Tuesday, Feb. 19, 2013 | 5:30 p.m.
A march in support of reforming the U.S. immigration system is planned for Sunday in downtown Las Vegas.
Organizers, who say the march is permitted and Metro Police will be on hand to ensure a safe event, are inviting any community members who wish to demonstrate their endorsement of current congressional efforts to overhaul what they say is a cumbersome immigration system and find a solution for the estimated 11 million immigrants living in the country illegally.
"This march is to show support for comprehensive immigration reform and urge our elected officials to act," said Carlos Silva, an organizer.
Silva specifically singled out U.S. Rep. Mark Amodei, who has been less adamant about his support for accomplishing reform than his fellow Nevada congressional delegates.
Amodei, a Republican, is the only member of the Nevada congressional delegation who sits on the House Judiciary Committee, where immigration legislation will be formed.
"I've always been for improvements in border security," Amodei told the Sun earlier this month. "And I am not convinced that guest workers are a bad thing. We should have a pathway for people who to come and work. You can't assume that everyone who comes wants to be a citizen."
Amodei added he was also open to a pathway to citizenship for immigrants with no legal residency status.
Silva said he and other organizers decided to hold this march to sustain momentum gained from President Barack Obama's Jan. 29 speech on immigration reform at Las Vegas' Del Sol High School.
"A lot of people felt motivated after the president came but were not ready to commit to do something," Silva said. "We wanted to hold this march now so we didn't let too much time pass by without action."
March participants will meet at 12:30 p.m. Sunday at the intersection of Fremont and Main streets. The march will begin at 1:30 p.m. and proceed to the Lloyd D. George Federal Courthouse, 333 Las Vegas Blvd.

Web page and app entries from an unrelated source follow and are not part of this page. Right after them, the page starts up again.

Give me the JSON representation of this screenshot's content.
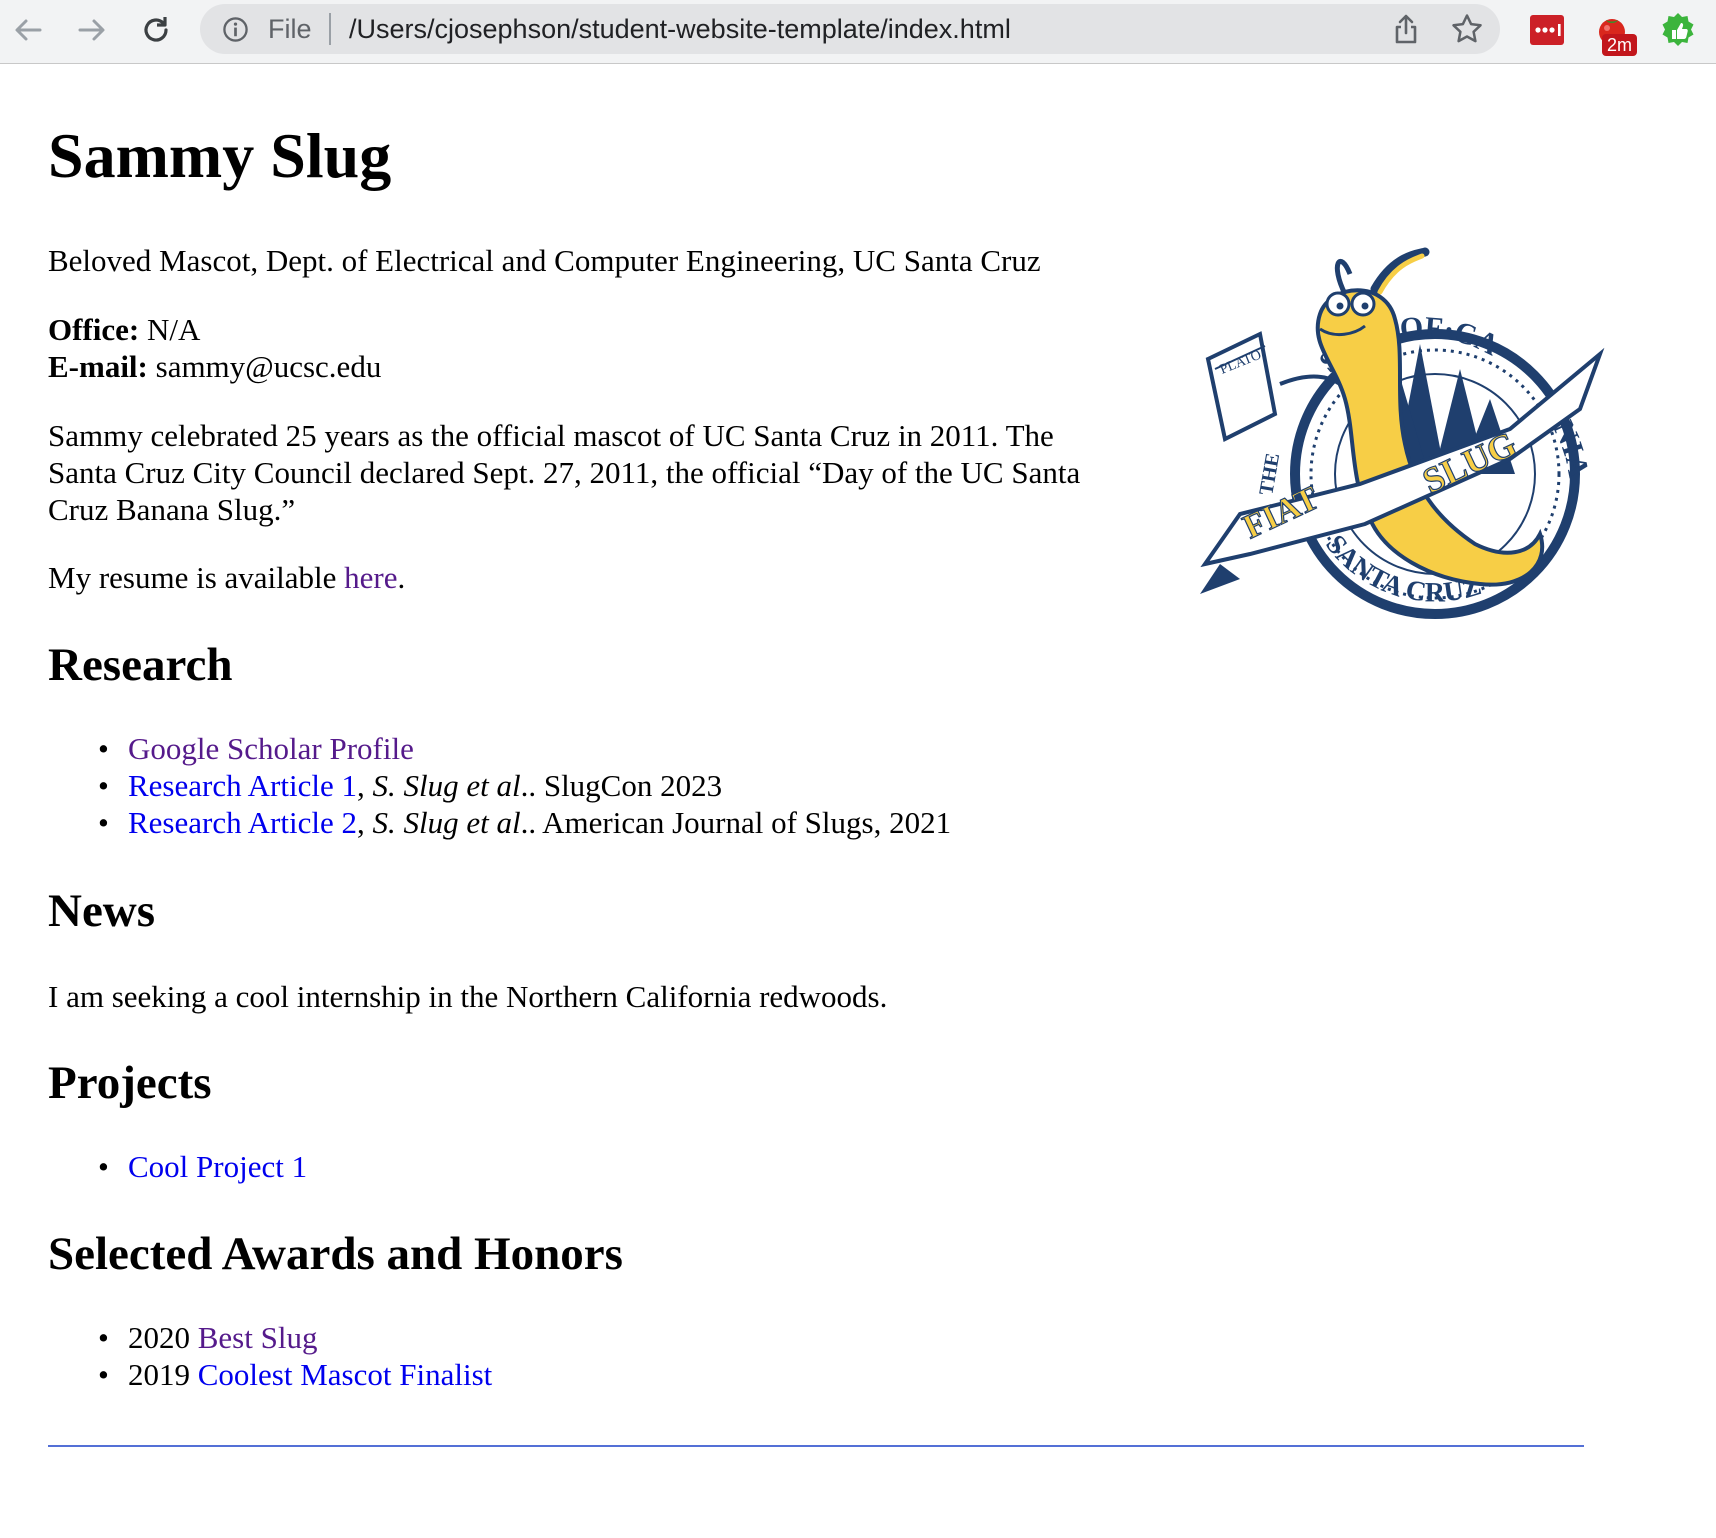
{
  "browser": {
    "scheme_label": "File",
    "url": "/Users/cjosephson/student-website-template/index.html",
    "extension_badge": "2m"
  },
  "header": {
    "name": "Sammy Slug",
    "position": "Beloved Mascot, Dept. of Electrical and Computer Engineering, UC Santa Cruz"
  },
  "contact": {
    "office_label": "Office:",
    "office_value": " N/A",
    "email_label": "E-mail:",
    "email_value": " sammy@ucsc.edu"
  },
  "bio": "Sammy celebrated 25 years as the official mascot of UC Santa Cruz in 2011. The Santa Cruz City Council declared Sept. 27, 2011, the official “Day of the UC Santa Cruz Banana Slug.”",
  "resume": {
    "prefix": "My resume is available ",
    "link": "here",
    "suffix": "."
  },
  "logo": {
    "text_top": "SITY·OF·CA",
    "text_right": "RNIA",
    "text_bottom": "SANTA CRUZ",
    "banner_left": "FIAT",
    "banner_right": "SLUG",
    "book": "PLATO",
    "small": "THE",
    "navy": "#1f3f6e",
    "yellow": "#f7ce46"
  },
  "research": {
    "heading": "Research",
    "items": [
      {
        "link": "Google Scholar Profile",
        "rest_pre": "",
        "authors": "",
        "rest_post": ""
      },
      {
        "link": "Research Article 1",
        "rest_pre": ", ",
        "authors": "S. Slug et al",
        "rest_post": ".. SlugCon 2023"
      },
      {
        "link": "Research Article 2",
        "rest_pre": ", ",
        "authors": "S. Slug et al",
        "rest_post": ".. American Journal of Slugs, 2021"
      }
    ]
  },
  "news": {
    "heading": "News",
    "text": "I am seeking a cool internship in the Northern California redwoods."
  },
  "projects": {
    "heading": "Projects",
    "items": [
      {
        "link": "Cool Project 1"
      }
    ]
  },
  "awards": {
    "heading": "Selected Awards and Honors",
    "items": [
      {
        "year": "2020 ",
        "link": "Best Slug"
      },
      {
        "year": "2019 ",
        "link": "Coolest Mascot Finalist"
      }
    ]
  }
}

South.
Those interested in participating in the event are encouraged to wear white, carry U.S. flags and bring signs that display "positive" messages, Silva said.